**Your objective:**
Retype the data that follows line by line, exactly, and leave its pictures out.

===== Given data

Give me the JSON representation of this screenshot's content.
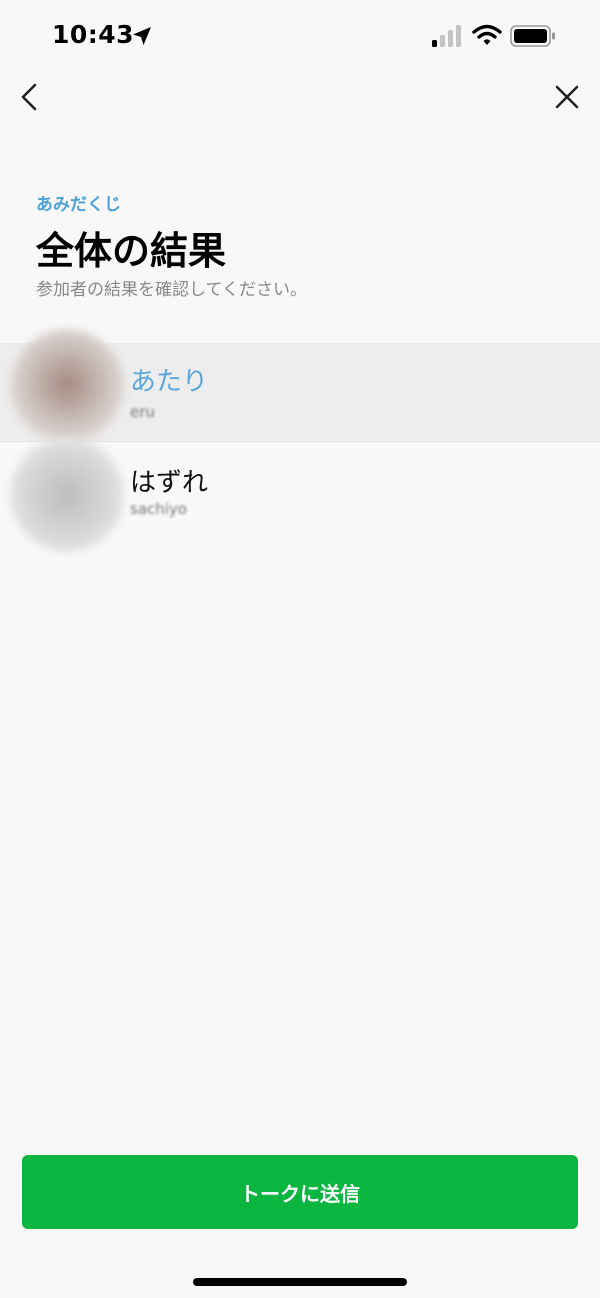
{
  "status_bar": {
    "time": "10:43",
    "location_icon": "location-arrow-icon",
    "signal_icon": "cellular-signal-icon",
    "wifi_icon": "wifi-icon",
    "battery_icon": "battery-icon"
  },
  "nav": {
    "back_icon": "chevron-left-icon",
    "close_icon": "close-icon"
  },
  "header": {
    "eyebrow": "あみだくじ",
    "title": "全体の結果",
    "subtitle": "参加者の結果を確認してください。"
  },
  "results": [
    {
      "result": "あたり",
      "participant": "eru",
      "highlighted": true
    },
    {
      "result": "はずれ",
      "participant": "sachiyo",
      "highlighted": false
    }
  ],
  "footer": {
    "send_label": "トークに送信"
  },
  "colors": {
    "accent_blue": "#4fa2d6",
    "send_green": "#0ab540",
    "background": "#f8f8f8",
    "highlight_row": "#ededed"
  }
}
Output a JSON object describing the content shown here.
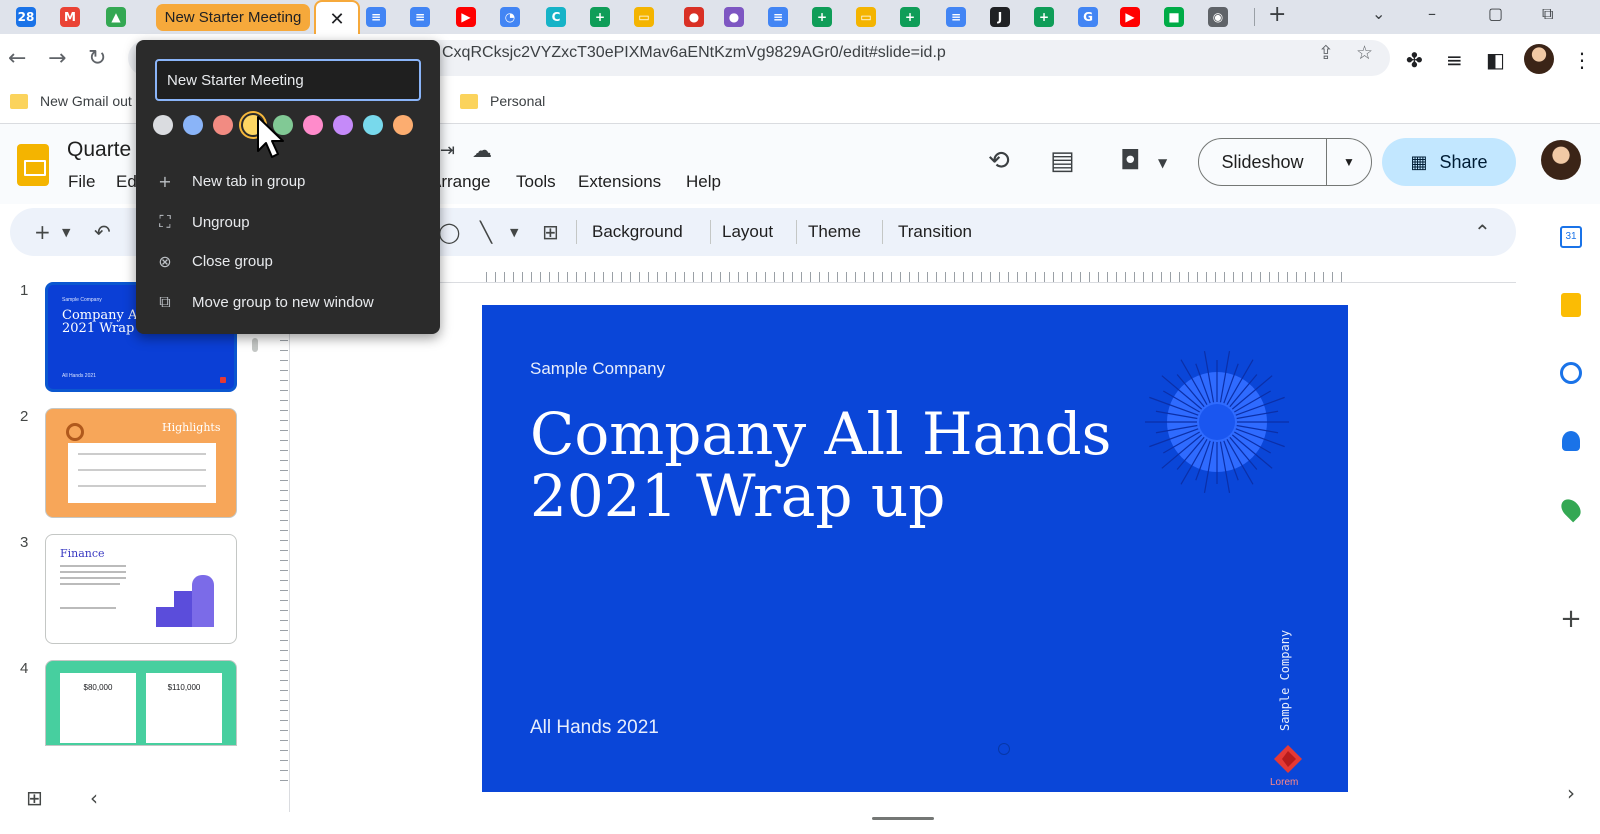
{
  "browser": {
    "tab_group_label": "New Starter Meeting",
    "close_glyph": "✕",
    "tab_favicons": [
      {
        "icon": "calendar-icon",
        "glyph": "28",
        "color": "#1a73e8"
      },
      {
        "icon": "gmail-icon",
        "glyph": "M",
        "color": "#ea4335"
      },
      {
        "icon": "drive-icon",
        "glyph": "▲",
        "color": "#34a853"
      },
      {
        "icon": "docs-icon",
        "glyph": "≡",
        "color": "#4285f4"
      },
      {
        "icon": "docs-icon",
        "glyph": "≡",
        "color": "#4285f4"
      },
      {
        "icon": "youtube-icon",
        "glyph": "▶",
        "color": "#ff0000"
      },
      {
        "icon": "app-icon",
        "glyph": "◔",
        "color": "#4285f4"
      },
      {
        "icon": "canva-icon",
        "glyph": "C",
        "color": "#16b3c7"
      },
      {
        "icon": "sheets-icon",
        "glyph": "+",
        "color": "#0f9d58"
      },
      {
        "icon": "slides-icon",
        "glyph": "▭",
        "color": "#f4b400"
      },
      {
        "icon": "record-icon",
        "glyph": "●",
        "color": "#d93025"
      },
      {
        "icon": "app-icon",
        "glyph": "●",
        "color": "#7e57c2"
      },
      {
        "icon": "docs-icon",
        "glyph": "≡",
        "color": "#4285f4"
      },
      {
        "icon": "sheets-icon",
        "glyph": "+",
        "color": "#0f9d58"
      },
      {
        "icon": "slides-icon",
        "glyph": "▭",
        "color": "#f4b400"
      },
      {
        "icon": "sheets-icon",
        "glyph": "+",
        "color": "#0f9d58"
      },
      {
        "icon": "docs-icon",
        "glyph": "≡",
        "color": "#4285f4"
      },
      {
        "icon": "jamboard-icon",
        "glyph": "J",
        "color": "#202124"
      },
      {
        "icon": "sheets-icon",
        "glyph": "+",
        "color": "#0f9d58"
      },
      {
        "icon": "google-icon",
        "glyph": "G",
        "color": "#4285f4"
      },
      {
        "icon": "youtube-icon",
        "glyph": "▶",
        "color": "#ff0000"
      },
      {
        "icon": "chat-icon",
        "glyph": "■",
        "color": "#00ac47"
      },
      {
        "icon": "chrome-icon",
        "glyph": "◉",
        "color": "#5f6368"
      }
    ],
    "url": "CxqRCksjc2VYZxcT30ePIXMav6aENtKzmVg9829AGr0/edit#slide=id.p",
    "bookmarks": [
      "New Gmail out",
      "Personal"
    ]
  },
  "app": {
    "doc_title": "Quarte",
    "menu": [
      "File",
      "Ed",
      "Arrange",
      "Tools",
      "Extensions",
      "Help"
    ],
    "slideshow_label": "Slideshow",
    "share_label": "Share",
    "toolbar_text": [
      "Background",
      "Layout",
      "Theme",
      "Transition"
    ]
  },
  "popup": {
    "name_value": "New Starter Meeting",
    "colors": [
      "#dadce0",
      "#8ab4f8",
      "#f28b82",
      "#fdd663",
      "#81c995",
      "#ff8bcb",
      "#c58af9",
      "#78d9ec",
      "#fcad70"
    ],
    "selected_color_index": 3,
    "items": [
      {
        "icon": "plus-icon",
        "glyph": "+",
        "label": "New tab in group"
      },
      {
        "icon": "ungroup-icon",
        "glyph": "⛶",
        "label": "Ungroup"
      },
      {
        "icon": "close-circle-icon",
        "glyph": "⊗",
        "label": "Close group"
      },
      {
        "icon": "move-window-icon",
        "glyph": "⧉",
        "label": "Move group to new window"
      }
    ]
  },
  "filmstrip": {
    "numbers": [
      "1",
      "2",
      "3",
      "4"
    ],
    "thumb1": {
      "company": "Sample Company",
      "title_line1": "Company Al",
      "title_line2": "2021 Wrap u",
      "footer": "All Hands 2021"
    },
    "thumb2": {
      "title": "Highlights"
    },
    "thumb3": {
      "title": "Finance"
    },
    "thumb4": {
      "left_value": "$80,000",
      "right_value": "$110,000"
    }
  },
  "slide": {
    "company": "Sample Company",
    "title_line1": "Company All Hands",
    "title_line2": "2021 Wrap up",
    "footer": "All Hands 2021",
    "vertical_text": "Sample Company",
    "logo_text": "Lorem"
  }
}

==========

**Task response:**
Give me the JSON representation of this screenshot's content.
{
  "status_bar": {
    "time": "10:43",
    "location_icon": "location-arrow-icon",
    "signal_icon": "cellular-signal-icon",
    "wifi_icon": "wifi-icon",
    "battery_icon": "battery-icon"
  },
  "nav": {
    "back_icon": "chevron-left-icon",
    "close_icon": "close-icon"
  },
  "header": {
    "eyebrow": "あみだくじ",
    "title": "全体の結果",
    "subtitle": "参加者の結果を確認してください。"
  },
  "results": [
    {
      "result": "あたり",
      "participant": "eru",
      "highlighted": true
    },
    {
      "result": "はずれ",
      "participant": "sachiyo",
      "highlighted": false
    }
  ],
  "footer": {
    "send_label": "トークに送信"
  },
  "colors": {
    "accent_blue": "#4fa2d6",
    "send_green": "#0ab540",
    "background": "#f8f8f8",
    "highlight_row": "#ededed"
  }
}
Output a JSON object describing the content shown here.
{
  "browser": {
    "tab_group_label": "New Starter Meeting",
    "close_glyph": "✕",
    "tab_favicons": [
      {
        "icon": "calendar-icon",
        "glyph": "28",
        "color": "#1a73e8"
      },
      {
        "icon": "gmail-icon",
        "glyph": "M",
        "color": "#ea4335"
      },
      {
        "icon": "drive-icon",
        "glyph": "▲",
        "color": "#34a853"
      },
      {
        "icon": "docs-icon",
        "glyph": "≡",
        "color": "#4285f4"
      },
      {
        "icon": "docs-icon",
        "glyph": "≡",
        "color": "#4285f4"
      },
      {
        "icon": "youtube-icon",
        "glyph": "▶",
        "color": "#ff0000"
      },
      {
        "icon": "app-icon",
        "glyph": "◔",
        "color": "#4285f4"
      },
      {
        "icon": "canva-icon",
        "glyph": "C",
        "color": "#16b3c7"
      },
      {
        "icon": "sheets-icon",
        "glyph": "+",
        "color": "#0f9d58"
      },
      {
        "icon": "slides-icon",
        "glyph": "▭",
        "color": "#f4b400"
      },
      {
        "icon": "record-icon",
        "glyph": "●",
        "color": "#d93025"
      },
      {
        "icon": "app-icon",
        "glyph": "●",
        "color": "#7e57c2"
      },
      {
        "icon": "docs-icon",
        "glyph": "≡",
        "color": "#4285f4"
      },
      {
        "icon": "sheets-icon",
        "glyph": "+",
        "color": "#0f9d58"
      },
      {
        "icon": "slides-icon",
        "glyph": "▭",
        "color": "#f4b400"
      },
      {
        "icon": "sheets-icon",
        "glyph": "+",
        "color": "#0f9d58"
      },
      {
        "icon": "docs-icon",
        "glyph": "≡",
        "color": "#4285f4"
      },
      {
        "icon": "jamboard-icon",
        "glyph": "J",
        "color": "#202124"
      },
      {
        "icon": "sheets-icon",
        "glyph": "+",
        "color": "#0f9d58"
      },
      {
        "icon": "google-icon",
        "glyph": "G",
        "color": "#4285f4"
      },
      {
        "icon": "youtube-icon",
        "glyph": "▶",
        "color": "#ff0000"
      },
      {
        "icon": "chat-icon",
        "glyph": "■",
        "color": "#00ac47"
      },
      {
        "icon": "chrome-icon",
        "glyph": "◉",
        "color": "#5f6368"
      }
    ],
    "url": "CxqRCksjc2VYZxcT30ePIXMav6aENtKzmVg9829AGr0/edit#slide=id.p",
    "bookmarks": [
      "New Gmail out",
      "Personal"
    ]
  },
  "app": {
    "doc_title": "Quarte",
    "menu": [
      "File",
      "Ed",
      "Arrange",
      "Tools",
      "Extensions",
      "Help"
    ],
    "slideshow_label": "Slideshow",
    "share_label": "Share",
    "toolbar_text": [
      "Background",
      "Layout",
      "Theme",
      "Transition"
    ]
  },
  "popup": {
    "name_value": "New Starter Meeting",
    "colors": [
      "#dadce0",
      "#8ab4f8",
      "#f28b82",
      "#fdd663",
      "#81c995",
      "#ff8bcb",
      "#c58af9",
      "#78d9ec",
      "#fcad70"
    ],
    "selected_color_index": 3,
    "items": [
      {
        "icon": "plus-icon",
        "glyph": "+",
        "label": "New tab in group"
      },
      {
        "icon": "ungroup-icon",
        "glyph": "⛶",
        "label": "Ungroup"
      },
      {
        "icon": "close-circle-icon",
        "glyph": "⊗",
        "label": "Close group"
      },
      {
        "icon": "move-window-icon",
        "glyph": "⧉",
        "label": "Move group to new window"
      }
    ]
  },
  "filmstrip": {
    "numbers": [
      "1",
      "2",
      "3",
      "4"
    ],
    "thumb1": {
      "company": "Sample Company",
      "title_line1": "Company Al",
      "title_line2": "2021 Wrap u",
      "footer": "All Hands 2021"
    },
    "thumb2": {
      "title": "Highlights"
    },
    "thumb3": {
      "title": "Finance"
    },
    "thumb4": {
      "left_value": "$80,000",
      "right_value": "$110,000"
    }
  },
  "slide": {
    "company": "Sample Company",
    "title_line1": "Company All Hands",
    "title_line2": "2021 Wrap up",
    "footer": "All Hands 2021",
    "vertical_text": "Sample Company",
    "logo_text": "Lorem"
  }
}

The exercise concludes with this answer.